By Kim Bellware in News on Mar 2, 2011 10:00PM

Chicago has been making gains as a bike-friendly city over the past decade, and with Monday's release of the Chicago Department of Transportation's first-ever bike count study, plans for the Windy City as a cycling hub look as if they're about to accelerate.

CDOT Commissioner Bobby L. Ware was quoted saying that the study "confirms what we already knew: That bicycles are a popular and convenient way to travel in Chicago." The numbers tell the same story, with a high of 3,121 cyclists on the corridor of 640 N. Milwaukee (between Erie and Ohio) on a random day in September 2009 during the CDOT count.

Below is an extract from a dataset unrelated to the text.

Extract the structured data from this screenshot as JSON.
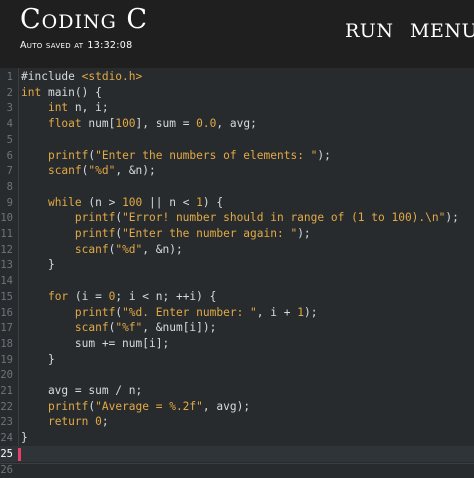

According to the study, CDOT compared bike counts to existing vehicle counts taken in the same locations. The modal split (or mode share) ranged from less than two percent to 21.9 percent in the mostly highly trafficked areas — like those along N. Milwaukee.

The study's findings, part of Chicago's Bike 2015 Plan, will be used to determine where resources should be allocated for new bike lines, signage and bike parking. CDOT plans to do run the count annually.

Cyclists may remember the automated pneumatic tubes running across the streets several yards in front of the designated intersections during the summer and fall of 2009. The counters, designed to count bicycles but not cars, were set out for 24 continuous hours Tuesdays, Wednesdays and Thursdays on days with warm weather.

And while much has been made of Chicago's expansive Lakefront Trail and more than 110 miles of bike lanes, we still rank behind places like Portland, Austin, Denver and Minneapolis as a city accessible to cyclists; from signage and designated lanes to potholes and bike racks, the city has a few gaps to close before biking is as safe and as viable an alternative to cars as some of the bike friendlier locales.

Nevertheless, strong bicycle advocacy and the average eight additional miles of bike lane per year helped Chicago snag a 10th place spot among major cities on's "Top 50 Bike-Friendly Cities" list. In addition to opening the Bloomingdale Trail to bike commuters, Mayor-elect Rahm Emanuel wants to boost the number of new miles of bike lanes to 25.

Read the full CDOT Bicycle Count Study